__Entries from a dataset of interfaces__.

◇ ◇ ◇ ◇ ◇ ◇ ◇

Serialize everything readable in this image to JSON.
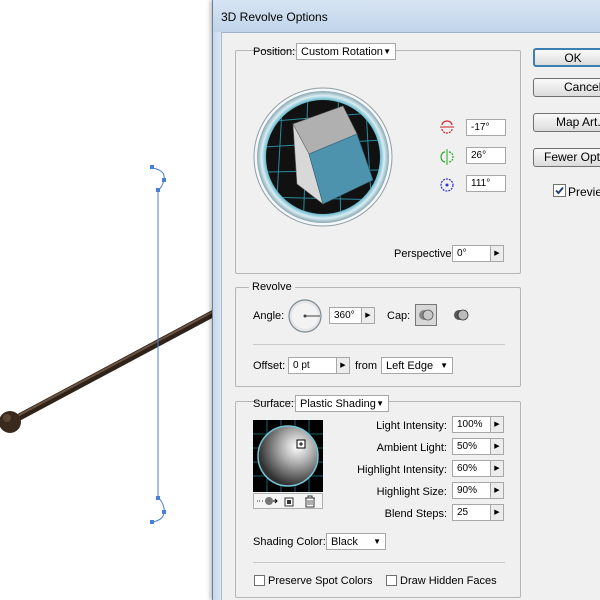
{
  "dialog": {
    "title": "3D Revolve Options"
  },
  "position": {
    "label": "Position:",
    "preset": "Custom Rotation",
    "x_rotation": "-17°",
    "y_rotation": "26°",
    "z_rotation": "111°",
    "perspective_label": "Perspective:",
    "perspective_value": "0°"
  },
  "revolve": {
    "section_label": "Revolve",
    "angle_label": "Angle:",
    "angle_value": "360°",
    "cap_label": "Cap:",
    "offset_label": "Offset:",
    "offset_value": "0 pt",
    "from_label": "from",
    "from_value": "Left Edge"
  },
  "surface": {
    "label": "Surface:",
    "value": "Plastic Shading",
    "light_intensity_label": "Light Intensity:",
    "light_intensity_value": "100%",
    "ambient_light_label": "Ambient Light:",
    "ambient_light_value": "50%",
    "highlight_intensity_label": "Highlight Intensity:",
    "highlight_intensity_value": "60%",
    "highlight_size_label": "Highlight Size:",
    "highlight_size_value": "90%",
    "blend_steps_label": "Blend Steps:",
    "blend_steps_value": "25",
    "shading_color_label": "Shading Color:",
    "shading_color_value": "Black",
    "preserve_spot_colors_label": "Preserve Spot Colors",
    "draw_hidden_faces_label": "Draw Hidden Faces"
  },
  "buttons": {
    "ok": "OK",
    "cancel": "Cancel",
    "map_art": "Map Art...",
    "fewer_options": "Fewer Options",
    "preview_label": "Preview"
  },
  "colors": {
    "cube_front": "#4d93ad",
    "cube_top": "#b0b0b0",
    "cube_side": "#d8d8d8",
    "sphere_ring": "#76c6d8",
    "stroke_rod": "#3a2a1e",
    "path_blue": "#4a7fd8"
  }
}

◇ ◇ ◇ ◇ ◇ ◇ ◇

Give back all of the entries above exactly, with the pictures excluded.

__EXPECTED ANSWER__.
Serialize everything readable in this image to JSON.
{
  "dialog": {
    "title": "3D Revolve Options"
  },
  "position": {
    "label": "Position:",
    "preset": "Custom Rotation",
    "x_rotation": "-17°",
    "y_rotation": "26°",
    "z_rotation": "111°",
    "perspective_label": "Perspective:",
    "perspective_value": "0°"
  },
  "revolve": {
    "section_label": "Revolve",
    "angle_label": "Angle:",
    "angle_value": "360°",
    "cap_label": "Cap:",
    "offset_label": "Offset:",
    "offset_value": "0 pt",
    "from_label": "from",
    "from_value": "Left Edge"
  },
  "surface": {
    "label": "Surface:",
    "value": "Plastic Shading",
    "light_intensity_label": "Light Intensity:",
    "light_intensity_value": "100%",
    "ambient_light_label": "Ambient Light:",
    "ambient_light_value": "50%",
    "highlight_intensity_label": "Highlight Intensity:",
    "highlight_intensity_value": "60%",
    "highlight_size_label": "Highlight Size:",
    "highlight_size_value": "90%",
    "blend_steps_label": "Blend Steps:",
    "blend_steps_value": "25",
    "shading_color_label": "Shading Color:",
    "shading_color_value": "Black",
    "preserve_spot_colors_label": "Preserve Spot Colors",
    "draw_hidden_faces_label": "Draw Hidden Faces"
  },
  "buttons": {
    "ok": "OK",
    "cancel": "Cancel",
    "map_art": "Map Art...",
    "fewer_options": "Fewer Options",
    "preview_label": "Preview"
  },
  "colors": {
    "cube_front": "#4d93ad",
    "cube_top": "#b0b0b0",
    "cube_side": "#d8d8d8",
    "sphere_ring": "#76c6d8",
    "stroke_rod": "#3a2a1e",
    "path_blue": "#4a7fd8"
  }
}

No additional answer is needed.